Sesame Workshop CEO Jeff Dunn
Photo: Jill Anderson
Jeff Dunn, CEO of Sesame Workshop, has long recognized the power of education to help children grow smarter, stronger, and kinder. Since 2014, Dunn has led the organization through changes in media technology and developments in education research — working to ensure quality educational programing for young children all over the world. HGSE has often played a part in helping Sesame achieve that goal. When Dunn visited Harvard to mark the 50th anniversary of Sesame Street, we sat down with him to talk about the future of the HGSE and Sesame Workshop partnership and the transformative power of education.
Q: How do you envision the collaboration between HGSE and Sesame playing out in the future?
A: The relationship between HGSE and Sesame is pretty symbiotic. The benefit that we get is the faculty research and the educational efficacy of our work — and what HGSE gets is real-life practice. We do [the work together to] build the field. I’m hoping every time we do something like this, more people are inspired to want to help kids, and to make this their life’s work. Our missions are very aligned. Our mission is to help kids grow smarter, stronger, and kinder. The role of the Ed School is to birth another generation of educators that can help in that.
The great thing about being driven by mission is that it’s not technology driven. Fifty years from now, as long as we stay true to the mission of helping kids grow smarter, stronger, and kinder, and as long as the Ed School knows the concepts behind the best way to do that, I think we’ll continue. The mission of the institutions will be aligned, will be the same, will be symbiotic — research and practice working together.
Q: When did your commitment to education begin?
A: I grew up outside of Hartford, Connecticut, in a town called West Hartford. Hartford has the dubious distinction of being one of, if not the, poorest state capital in the country. When I was in high school, I became a teacher’s aide at a middle school in the inner city of Hartford. I quickly realized that but for a distance of 3 to 5 miles, who my parents were, the color of my skin … goes my education. That realization never left me. I understand that my life was made by my education. And we are dedicated to equal access to education — that’s what Sesame is all about. It’s “how do you give kids, disadvantaged kids, access to numbers and literacy at the age that matters most?”
Q: What has been a highlight of your work at Sesame?
A: I came to Sesame five years ago when the company was having financial difficulties. The media industry had changed, and we were losing a bunch of money. I came because I thought I could help, and we’ve been able to restore the health of the organization.
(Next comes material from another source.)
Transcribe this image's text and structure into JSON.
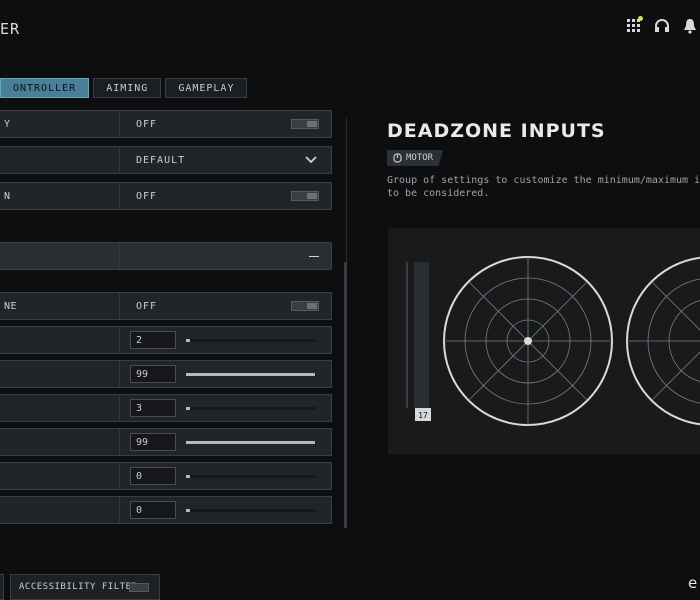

The other most satisfying thing has been winning the MacArthur 100 & Change Competition to solve a significant world problem. We won with this idea to educate refugee kids in the most difficult circumstances and in conflicted countries. And it was an enormous, emotionally satisfying result. We put so much effort into it over a long period of time …. There are 60 million refugees in the world right now — more than any point in time since World War II. Half of them are kids. Without access to education, what hope do they have? Humanitarian aid has prioritized food and shelter, [but] education is every bit as important to life as food and shelter are. Our pitch was the first time people had taken that [into account]. We’re going to try to change the life of these kids. We totally changed the way people think about what kinds of things aid programs should encompass, and that education should be a part of those efforts.
Q: What’s something you think educators should know about children’s media, and what do you think people in media should know about education?
A: I think that what educators should know about media is in some ways the same thing they should know about teaching: If you can’t grab their attention, if you can’t reach them, you can’t teach them. Everything we do has to be done through a lens of engagement and entertainment. How do you take that principle and make sure kids are engaged by it in some way? Education, at its core, in order to be successful, has to be about engagement at all levels. I think what we should know about education is that the science behind education is expanding all the time. When Joan Ganz Cooney and Lloyd Morrisett started this show, there was no brain science to tell them that the most important years of a child’s life were 1 through 5. Today, 50 years later, we know that more than 90% of the brain develops in those first five years; we know about the synapses that max out at age three. The ongoing science behind what we do that is the thing we have to keep most current with.